→ Problem to work on: Which lines below contain the word "JSON"? Copy each one.

→ Extracted material:
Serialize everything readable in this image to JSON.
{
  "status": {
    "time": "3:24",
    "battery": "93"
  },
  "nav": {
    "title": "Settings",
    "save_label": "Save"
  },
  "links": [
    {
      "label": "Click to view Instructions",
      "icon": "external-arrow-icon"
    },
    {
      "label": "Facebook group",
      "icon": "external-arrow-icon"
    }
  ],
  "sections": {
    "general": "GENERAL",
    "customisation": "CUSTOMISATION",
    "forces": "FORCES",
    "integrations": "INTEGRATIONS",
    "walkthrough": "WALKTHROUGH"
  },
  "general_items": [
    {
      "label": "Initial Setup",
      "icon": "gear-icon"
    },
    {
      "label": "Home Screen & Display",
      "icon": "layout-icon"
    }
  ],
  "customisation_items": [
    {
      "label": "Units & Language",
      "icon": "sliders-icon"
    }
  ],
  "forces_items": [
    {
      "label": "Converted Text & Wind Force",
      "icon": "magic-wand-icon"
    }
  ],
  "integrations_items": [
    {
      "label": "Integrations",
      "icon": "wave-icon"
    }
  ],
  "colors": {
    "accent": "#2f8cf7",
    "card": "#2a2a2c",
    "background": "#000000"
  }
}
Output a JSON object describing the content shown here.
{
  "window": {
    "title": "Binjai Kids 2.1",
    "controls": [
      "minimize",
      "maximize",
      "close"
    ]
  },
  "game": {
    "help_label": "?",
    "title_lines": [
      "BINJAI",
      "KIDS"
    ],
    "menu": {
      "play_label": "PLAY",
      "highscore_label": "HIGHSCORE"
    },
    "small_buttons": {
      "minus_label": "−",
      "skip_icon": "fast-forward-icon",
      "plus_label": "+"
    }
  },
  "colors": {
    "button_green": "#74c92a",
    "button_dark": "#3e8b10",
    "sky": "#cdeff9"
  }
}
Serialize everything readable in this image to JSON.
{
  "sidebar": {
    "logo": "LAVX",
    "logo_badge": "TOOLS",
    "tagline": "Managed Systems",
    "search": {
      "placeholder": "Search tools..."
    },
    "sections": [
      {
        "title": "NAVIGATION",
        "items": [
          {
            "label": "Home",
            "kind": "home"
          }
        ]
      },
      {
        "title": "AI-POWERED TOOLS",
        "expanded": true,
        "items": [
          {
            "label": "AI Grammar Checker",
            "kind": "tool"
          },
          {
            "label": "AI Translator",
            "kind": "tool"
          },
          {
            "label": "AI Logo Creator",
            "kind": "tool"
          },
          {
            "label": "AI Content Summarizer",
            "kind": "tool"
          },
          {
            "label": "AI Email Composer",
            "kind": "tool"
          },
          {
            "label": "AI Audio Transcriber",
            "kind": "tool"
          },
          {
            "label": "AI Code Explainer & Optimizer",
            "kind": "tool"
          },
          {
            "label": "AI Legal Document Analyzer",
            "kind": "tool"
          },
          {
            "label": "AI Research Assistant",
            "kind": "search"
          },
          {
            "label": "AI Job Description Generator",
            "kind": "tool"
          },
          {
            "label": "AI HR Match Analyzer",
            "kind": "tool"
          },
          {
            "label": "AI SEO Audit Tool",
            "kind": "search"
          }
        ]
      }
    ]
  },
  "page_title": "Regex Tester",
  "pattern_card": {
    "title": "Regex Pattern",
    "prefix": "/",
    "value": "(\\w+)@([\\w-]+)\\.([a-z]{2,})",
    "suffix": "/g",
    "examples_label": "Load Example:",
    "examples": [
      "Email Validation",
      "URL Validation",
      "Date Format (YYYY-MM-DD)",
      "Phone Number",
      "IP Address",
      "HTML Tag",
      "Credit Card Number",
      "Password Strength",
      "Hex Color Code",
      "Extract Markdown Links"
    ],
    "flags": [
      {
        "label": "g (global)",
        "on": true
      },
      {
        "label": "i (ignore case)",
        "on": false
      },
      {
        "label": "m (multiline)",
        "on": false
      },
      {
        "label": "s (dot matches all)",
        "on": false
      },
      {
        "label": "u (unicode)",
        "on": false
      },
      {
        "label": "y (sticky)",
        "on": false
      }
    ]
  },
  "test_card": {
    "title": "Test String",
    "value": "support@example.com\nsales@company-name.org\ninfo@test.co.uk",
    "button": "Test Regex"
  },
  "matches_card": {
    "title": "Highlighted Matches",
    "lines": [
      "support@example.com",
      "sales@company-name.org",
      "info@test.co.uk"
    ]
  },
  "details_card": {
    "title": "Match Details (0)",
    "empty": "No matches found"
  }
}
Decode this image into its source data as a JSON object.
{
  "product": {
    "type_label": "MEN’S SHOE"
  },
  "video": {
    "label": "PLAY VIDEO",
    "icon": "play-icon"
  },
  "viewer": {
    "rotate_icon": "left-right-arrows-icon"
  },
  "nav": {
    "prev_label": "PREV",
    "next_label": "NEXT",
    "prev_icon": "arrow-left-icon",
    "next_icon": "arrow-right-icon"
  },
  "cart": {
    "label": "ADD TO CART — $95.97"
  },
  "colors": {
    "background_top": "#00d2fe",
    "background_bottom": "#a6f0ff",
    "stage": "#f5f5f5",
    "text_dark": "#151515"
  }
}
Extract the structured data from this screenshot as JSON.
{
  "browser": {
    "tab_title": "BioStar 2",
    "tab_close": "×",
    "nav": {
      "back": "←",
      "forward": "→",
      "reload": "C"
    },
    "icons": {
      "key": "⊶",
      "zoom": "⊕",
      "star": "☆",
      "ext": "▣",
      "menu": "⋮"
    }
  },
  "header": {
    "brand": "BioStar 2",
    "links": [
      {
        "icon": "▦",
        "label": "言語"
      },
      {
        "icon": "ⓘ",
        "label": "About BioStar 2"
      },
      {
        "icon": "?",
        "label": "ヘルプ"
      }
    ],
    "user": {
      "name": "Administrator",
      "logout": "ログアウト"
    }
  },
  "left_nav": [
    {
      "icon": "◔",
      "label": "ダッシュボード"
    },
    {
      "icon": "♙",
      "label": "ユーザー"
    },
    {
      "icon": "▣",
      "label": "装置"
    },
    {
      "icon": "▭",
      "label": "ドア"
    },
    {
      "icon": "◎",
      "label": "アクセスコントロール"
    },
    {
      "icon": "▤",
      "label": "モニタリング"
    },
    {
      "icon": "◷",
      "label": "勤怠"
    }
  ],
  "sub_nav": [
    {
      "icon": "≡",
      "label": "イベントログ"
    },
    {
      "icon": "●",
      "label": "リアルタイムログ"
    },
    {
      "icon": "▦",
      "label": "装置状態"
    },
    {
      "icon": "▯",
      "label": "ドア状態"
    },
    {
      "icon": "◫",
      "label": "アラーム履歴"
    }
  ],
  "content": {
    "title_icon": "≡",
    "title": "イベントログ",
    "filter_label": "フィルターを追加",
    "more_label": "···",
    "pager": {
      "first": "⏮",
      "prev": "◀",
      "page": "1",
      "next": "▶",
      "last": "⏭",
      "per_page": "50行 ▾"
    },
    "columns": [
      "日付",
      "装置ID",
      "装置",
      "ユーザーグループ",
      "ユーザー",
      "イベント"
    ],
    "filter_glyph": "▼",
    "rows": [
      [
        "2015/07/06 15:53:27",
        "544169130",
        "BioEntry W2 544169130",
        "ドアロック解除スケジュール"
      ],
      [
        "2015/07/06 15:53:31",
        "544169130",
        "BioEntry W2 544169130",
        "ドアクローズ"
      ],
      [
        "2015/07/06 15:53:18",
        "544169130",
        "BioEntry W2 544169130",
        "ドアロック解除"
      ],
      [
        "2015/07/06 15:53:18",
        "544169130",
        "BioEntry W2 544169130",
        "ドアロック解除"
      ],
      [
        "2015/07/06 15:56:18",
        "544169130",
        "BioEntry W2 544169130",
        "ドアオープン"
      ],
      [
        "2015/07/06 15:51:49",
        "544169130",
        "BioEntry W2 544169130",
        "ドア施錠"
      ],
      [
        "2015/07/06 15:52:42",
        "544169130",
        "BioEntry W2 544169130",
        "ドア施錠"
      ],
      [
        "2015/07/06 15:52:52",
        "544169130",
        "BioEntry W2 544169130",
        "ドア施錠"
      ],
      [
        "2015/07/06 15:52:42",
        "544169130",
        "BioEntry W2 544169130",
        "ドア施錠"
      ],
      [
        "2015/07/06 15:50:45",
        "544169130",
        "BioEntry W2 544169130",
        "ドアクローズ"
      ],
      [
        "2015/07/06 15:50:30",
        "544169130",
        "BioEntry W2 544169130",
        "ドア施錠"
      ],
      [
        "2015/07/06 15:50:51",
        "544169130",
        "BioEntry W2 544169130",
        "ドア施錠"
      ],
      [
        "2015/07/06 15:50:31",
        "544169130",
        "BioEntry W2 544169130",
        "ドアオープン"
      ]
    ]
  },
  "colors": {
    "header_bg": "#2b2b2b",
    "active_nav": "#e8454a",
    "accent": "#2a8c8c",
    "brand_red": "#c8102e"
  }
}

→ Task answer:
Serialize everything readable in this image to JSON.
Output a JSON object describing the content shown here.
Serialize everything readable in this image to JSON.
Decode this image into its source data as a JSON object.
Extract the structured data from this screenshot as JSON.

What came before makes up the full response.